Sounds like you're not into thinking about the “collective” as something collaborative, but more like a loose network of inspiring people. Still, this is a pretty direct example of your work inspiring and influencing other artists – I’m curious about how that feels!
It feels amazing!!! It feels good to watch the film because we get to see what our music inspires people to depict…madness, nudity, murder, skateboarding, dancing, drag, sex — it's all spot on!
So how much ownership do you feel in this project? Does it feel like a Criminal Hygiene project or not?
In one sense, it’s a collective effort, so it is essentially no one person's project. But I also think that our music inspired the videos and all-in-all gives off a certain aesthetic, which those making the videos tapped into as well as helped develop. It's hard to tell who owns it because Criminal Hygiene is in its early stages, and efforts such as this film help us shape our aesthetic (what our music looks like, feels like etc.). So in a way, the band is inspired as much by the video as those making the videos were inspired by the music.
How did the project change how you think about the songs?
For one, I think of the songs with visuals now, whereas before it was solely music and the emotions embedded, so that’s definitely different. Other than that, I didn’t feel too surprised by people's interpretations, so the stories told in the vids are more of an extension to my previous thoughts and feelings towards the songs, not a shift.
Does everyone that worked on the Musical Portrait primarily do video, or were some video first-timers?
Probably four were first-timers, most are video makers by trade.
Of all the videos, do you have a favorite or a top 5?
“Grady Get Angry.”
I know you did a video for this project, too. What other kinds of art are you into outside of music?

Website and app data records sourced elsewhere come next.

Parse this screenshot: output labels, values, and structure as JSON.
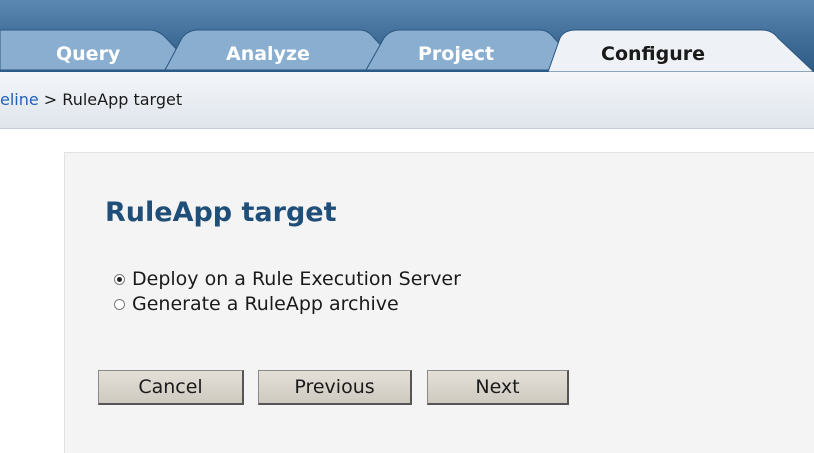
{
  "tabs": [
    {
      "label": "Query",
      "active": false
    },
    {
      "label": "Analyze",
      "active": false
    },
    {
      "label": "Project",
      "active": false
    },
    {
      "label": "Configure",
      "active": true
    }
  ],
  "breadcrumb": {
    "link_text": "eline",
    "separator": " > ",
    "current": "RuleApp target"
  },
  "main": {
    "title": "RuleApp target",
    "options": [
      {
        "label": "Deploy on a Rule Execution Server",
        "selected": true
      },
      {
        "label": "Generate a RuleApp archive",
        "selected": false
      }
    ],
    "buttons": {
      "cancel": "Cancel",
      "previous": "Previous",
      "next": "Next"
    }
  },
  "colors": {
    "tab_band": "#3f6d98",
    "active_tab": "#eef2f6",
    "title": "#1f4e79",
    "link": "#1f62b8"
  }
}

Yeah I've been doing things with video ever since I can remember, and I picked up a still camera in college. I also like writing poetry in this made-up language I developed a couple years ago (a small example can be found on the CRMNL HYGNE Bandcamp page) and from time to time I will write non-fiction and thought pieces in plain ol' English. Lately I've been interested in 'glitch hunting' where you use the screenshot feature on the iPhone and Macs to photograph an icon, image or text that has glitched out. The glitches I collect are small, but once blown up usually produce amazing colors and patterns. I'll be releasing a zine of them sometime soon. All this stuff can be found on my Tumblr.
I hear you recorded the CRMNL HYGNE LP by following your first impulses and asked the artists who participated in the portrait to do the same. Do you think art is all about impulse and trusting yourself — that immediate expression? What gets lost in thinking too much?
That's [guitarist Michael] Fiore's gig, he's all about trusting yourself and immediate expression when recording. He really spearheaded that aspect of the recording and writing process for us. I continue to learn from him for that, as well as help him to slow down, take a step back, rethink things or look at things differently. I believe that thinking is very much an action, and an important one, but depending on what you're making, like punk music, it's sometimes better to save the thinking for after.
Now that you've successfully pulled off this project, would you do a Criminal Hygiene record or project that was more collaborative from the beginning?
Yeah, that would be cool to open up the actual music to collectivity. I like what Beck did recently with releasing his album on sheet music. I also liked how Jimi Hendrix was working toward a universal music language before he passed away. Personally, I feel like I could make music with anybody, so Criminal Hygiene could definitely have some fun with trying collective music making. Small Smile’s next project is going to be that book, and then probably another showcase in the summer.